Facebook can be a harrowing place for people to express their darkest, most insidious opinions about race and politics. Facebook's own headquarters might be as well.
At Facebook's Menlo Park, California, headquarters, whenever the words "Black Lives Matter" go up on company whiteboards, someone changes them to "All Lives Matter," according to Mic's sources. Facebook CEO Mark Zuckerberg condemned the anti-Black Lives Matter vandalism in an internal memo obtained by Gizmodo.
According to Mic's sources within Facebook, this has been an ongoing problem for a few weeks. At the Menlo Park headquarters, there are a number of whiteboards around the office where employees and visitors alike can write and brainstorm freely. Lately, up to 10 or 15 incidences of the words "Black Lives Matter" being changed to "All Lives Matter" were posted to internal groups and communication channels.
Each time, Facebook staff condemned the actions, though it was unclear who was doing it, how many people, or if they were a Facebook employee or visitor, according to Mic's sources.
Facebook has never regulated employees' use of those boards, but recently management has been concerned that these incidents warrant some attention. Zuckerberg told employees that an investigation is now underway.
"Despite my clear communication at Q&A last week that this was unacceptable, and messages from several other leaders from across the company, this has happened again," Zuckerberg wrote in his memo. "I was already very disappointed by this disrespectful behavior before, but after my communication I now consider this malicious as well."
Zuckerberg's memo included a reasonable description of why the phrase "All Lives Matter" has racial undertones, noting that it undermines the "specific issues affecting the black community."
"I was already very disappointed by this disrespectful behavior before, but after my communication I now consider this malicious as well."
Representation problems: Companies like Facebook and Twitter have created powerful platforms that have fueled modern movements for social justice — untold words have been spilled over the role of Twitter and online organization to movements like Black Lives Matter and the Arab Spring.
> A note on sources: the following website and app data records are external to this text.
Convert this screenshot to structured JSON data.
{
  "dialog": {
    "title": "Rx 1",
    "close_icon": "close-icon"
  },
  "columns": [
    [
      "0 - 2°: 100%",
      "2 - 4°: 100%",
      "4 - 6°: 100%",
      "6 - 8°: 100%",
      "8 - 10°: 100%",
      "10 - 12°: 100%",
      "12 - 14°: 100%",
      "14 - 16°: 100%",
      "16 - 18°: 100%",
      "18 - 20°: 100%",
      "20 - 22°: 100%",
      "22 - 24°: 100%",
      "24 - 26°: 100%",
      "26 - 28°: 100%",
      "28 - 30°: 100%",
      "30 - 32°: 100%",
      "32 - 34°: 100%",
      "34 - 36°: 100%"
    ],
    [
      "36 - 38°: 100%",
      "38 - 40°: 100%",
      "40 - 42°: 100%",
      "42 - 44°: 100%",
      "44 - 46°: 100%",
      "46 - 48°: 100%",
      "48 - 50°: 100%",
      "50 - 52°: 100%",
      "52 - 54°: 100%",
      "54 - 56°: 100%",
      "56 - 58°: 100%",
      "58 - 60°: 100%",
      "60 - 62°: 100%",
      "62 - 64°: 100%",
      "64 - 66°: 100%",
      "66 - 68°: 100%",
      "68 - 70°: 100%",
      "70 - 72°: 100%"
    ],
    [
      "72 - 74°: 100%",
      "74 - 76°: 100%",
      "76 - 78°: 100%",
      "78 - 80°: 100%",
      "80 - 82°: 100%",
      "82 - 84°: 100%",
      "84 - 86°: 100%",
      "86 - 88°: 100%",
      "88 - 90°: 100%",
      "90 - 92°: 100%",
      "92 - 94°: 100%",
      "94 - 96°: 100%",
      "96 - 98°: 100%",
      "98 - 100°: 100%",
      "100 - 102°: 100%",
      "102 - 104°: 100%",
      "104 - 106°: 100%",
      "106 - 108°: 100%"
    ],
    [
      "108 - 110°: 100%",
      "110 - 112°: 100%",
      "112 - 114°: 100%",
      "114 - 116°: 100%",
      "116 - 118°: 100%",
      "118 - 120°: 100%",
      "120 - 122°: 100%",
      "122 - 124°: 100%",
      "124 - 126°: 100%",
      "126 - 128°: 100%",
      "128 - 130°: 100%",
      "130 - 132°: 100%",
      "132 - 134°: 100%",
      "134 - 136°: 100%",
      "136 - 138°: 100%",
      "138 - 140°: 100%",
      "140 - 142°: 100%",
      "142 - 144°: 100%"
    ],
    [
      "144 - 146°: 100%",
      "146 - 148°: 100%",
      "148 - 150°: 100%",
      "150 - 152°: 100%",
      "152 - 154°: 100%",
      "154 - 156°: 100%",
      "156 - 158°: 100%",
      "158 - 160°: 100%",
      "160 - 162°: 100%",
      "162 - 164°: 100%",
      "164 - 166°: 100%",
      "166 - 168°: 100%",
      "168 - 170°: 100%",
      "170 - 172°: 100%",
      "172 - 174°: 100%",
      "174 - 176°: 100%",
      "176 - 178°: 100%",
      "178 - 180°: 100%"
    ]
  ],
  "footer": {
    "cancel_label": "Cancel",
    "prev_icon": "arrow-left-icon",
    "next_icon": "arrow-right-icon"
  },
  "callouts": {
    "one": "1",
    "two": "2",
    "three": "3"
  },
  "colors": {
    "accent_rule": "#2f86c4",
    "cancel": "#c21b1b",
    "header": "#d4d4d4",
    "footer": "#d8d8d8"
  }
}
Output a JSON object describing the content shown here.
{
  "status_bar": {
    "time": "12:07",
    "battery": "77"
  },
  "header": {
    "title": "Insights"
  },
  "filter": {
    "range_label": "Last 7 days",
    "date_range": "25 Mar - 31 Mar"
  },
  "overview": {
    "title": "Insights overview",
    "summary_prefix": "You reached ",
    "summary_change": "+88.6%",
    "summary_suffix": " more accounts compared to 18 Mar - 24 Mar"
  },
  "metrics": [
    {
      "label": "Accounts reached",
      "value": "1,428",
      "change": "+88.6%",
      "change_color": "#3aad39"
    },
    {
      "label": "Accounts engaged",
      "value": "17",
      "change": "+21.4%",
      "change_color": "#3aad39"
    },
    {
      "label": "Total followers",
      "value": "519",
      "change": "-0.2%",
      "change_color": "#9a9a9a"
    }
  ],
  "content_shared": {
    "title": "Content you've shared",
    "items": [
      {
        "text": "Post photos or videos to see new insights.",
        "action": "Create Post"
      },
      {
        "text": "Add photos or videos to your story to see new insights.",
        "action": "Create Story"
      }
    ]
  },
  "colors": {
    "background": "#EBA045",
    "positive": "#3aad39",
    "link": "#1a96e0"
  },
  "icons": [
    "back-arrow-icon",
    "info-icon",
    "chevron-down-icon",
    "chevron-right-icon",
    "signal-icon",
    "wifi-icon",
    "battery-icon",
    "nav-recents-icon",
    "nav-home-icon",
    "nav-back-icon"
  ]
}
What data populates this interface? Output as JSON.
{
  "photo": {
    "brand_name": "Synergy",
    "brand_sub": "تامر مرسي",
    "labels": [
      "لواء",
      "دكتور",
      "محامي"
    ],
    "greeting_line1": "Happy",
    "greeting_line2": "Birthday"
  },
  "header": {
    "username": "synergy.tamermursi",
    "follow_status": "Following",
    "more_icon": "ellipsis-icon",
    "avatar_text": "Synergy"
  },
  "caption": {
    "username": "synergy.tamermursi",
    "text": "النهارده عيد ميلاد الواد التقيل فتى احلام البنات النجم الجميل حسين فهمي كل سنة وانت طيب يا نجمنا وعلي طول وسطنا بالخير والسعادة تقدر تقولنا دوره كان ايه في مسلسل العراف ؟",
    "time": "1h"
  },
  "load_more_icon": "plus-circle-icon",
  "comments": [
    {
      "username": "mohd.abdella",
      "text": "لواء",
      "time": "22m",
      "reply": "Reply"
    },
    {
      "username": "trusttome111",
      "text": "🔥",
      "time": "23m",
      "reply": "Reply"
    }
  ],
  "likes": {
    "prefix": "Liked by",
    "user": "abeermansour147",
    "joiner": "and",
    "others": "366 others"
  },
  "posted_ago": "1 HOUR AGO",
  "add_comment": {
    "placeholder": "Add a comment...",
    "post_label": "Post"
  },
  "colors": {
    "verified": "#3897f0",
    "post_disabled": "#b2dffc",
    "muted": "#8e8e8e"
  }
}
Still, these tools were created by cultures that are still predominantly white. Only 5% of Facebook employees are black or Latino — 3% at Twitter. And for those who say that Twitter, for example, is blind to how it solves its harassment and abuse problems, this lack of representation creates a blindness in how to cater to the needs of its diverse user base.
Google, Facebook, Twitter and other tech giants have made small steps on the way to diversifying the white tech culture of Silicon Valley, appointing diversity officers and instituting unconscious bias training for employees.
But put up a big confessional booth and hand someone a marker, and we see that we have a long way to go.